The Nene Goose pronounced Nay-Nay is native to Hawaii and is even the official state bird.

They are believed to be descended from the Canada Goose with their height and graceful presence. 

Since they are lifelong partners, you will most frequently see them in couples. The nene was on the verge of extinction.

In actuality, there were only 30 nene geese in Hawaii by 1951, and they were extinct on the island of Maui by the late 1800s. 

The island of Maui has worked tirelessly to protect and preserve the Nene species.

Today there are more than 2,800 Nene Goose in the state of Hawaii with 500 of those thriving in Maui.

You will most likely spot them in the Haleakala National Park as you explore the grounds. 

9. Gecko 

The adorable Gecko is a thriving species of reptile in Maui.

They are welcomed into homes and public places to deal with rampant insects such as ants, cockroaches, and termites.

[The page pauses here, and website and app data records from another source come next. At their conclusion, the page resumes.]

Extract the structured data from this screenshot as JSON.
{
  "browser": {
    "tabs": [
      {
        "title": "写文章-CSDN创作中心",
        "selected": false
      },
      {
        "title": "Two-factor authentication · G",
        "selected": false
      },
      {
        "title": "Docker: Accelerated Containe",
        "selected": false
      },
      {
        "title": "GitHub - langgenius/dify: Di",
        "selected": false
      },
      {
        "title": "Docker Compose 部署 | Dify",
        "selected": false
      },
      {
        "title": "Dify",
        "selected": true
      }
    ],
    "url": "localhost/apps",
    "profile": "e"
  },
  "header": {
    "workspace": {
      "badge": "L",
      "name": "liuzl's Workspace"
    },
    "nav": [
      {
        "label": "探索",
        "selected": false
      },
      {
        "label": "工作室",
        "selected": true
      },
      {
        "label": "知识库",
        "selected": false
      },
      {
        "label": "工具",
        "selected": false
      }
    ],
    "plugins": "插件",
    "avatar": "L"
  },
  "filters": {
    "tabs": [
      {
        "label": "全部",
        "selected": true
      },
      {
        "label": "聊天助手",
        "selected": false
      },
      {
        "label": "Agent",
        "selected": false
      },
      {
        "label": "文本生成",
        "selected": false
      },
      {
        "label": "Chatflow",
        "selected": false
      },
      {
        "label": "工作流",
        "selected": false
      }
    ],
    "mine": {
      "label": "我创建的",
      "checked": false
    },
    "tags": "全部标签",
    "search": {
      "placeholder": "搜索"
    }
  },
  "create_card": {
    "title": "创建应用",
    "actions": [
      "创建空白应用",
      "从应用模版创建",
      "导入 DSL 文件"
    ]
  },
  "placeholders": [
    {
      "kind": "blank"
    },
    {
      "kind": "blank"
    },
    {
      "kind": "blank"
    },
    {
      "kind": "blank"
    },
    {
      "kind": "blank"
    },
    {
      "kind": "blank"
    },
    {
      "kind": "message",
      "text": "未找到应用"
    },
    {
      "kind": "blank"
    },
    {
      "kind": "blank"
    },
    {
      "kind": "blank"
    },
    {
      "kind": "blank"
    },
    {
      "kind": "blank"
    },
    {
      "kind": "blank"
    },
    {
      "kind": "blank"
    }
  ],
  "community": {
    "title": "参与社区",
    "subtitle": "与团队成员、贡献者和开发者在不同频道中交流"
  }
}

Allowing you to live bug-free. 

They are also one of the only species where a female can fertilize her own eggs without the need for a male. 

Geckos typically only grow to around 4 inches long and have the incredible ability to detach their tails in times of distress.

You will often see tailless Geckos running around after battling with cats and other predators. 

This precious reptile is harmless to humans and is embraced by the people of Maui. 

Final Thoughts 

There is no shortage of wildlife in Maui. From land to the depths of the ocean, there are thousands of species to be discovered.

Some are more than happy to interact with humans while others should be left well and truly alone. 

Above are 9 interesting animals in Maui that will bring color and life to your vacation.

Whether you go diving with the historic Sea Turtle or find a Gecko in your bathroom, you are sure to spot something on your trip. 

Maui is working hard to conserve and grow its wildlife population so always be respectful of the animals you discover!

Olivia Kepner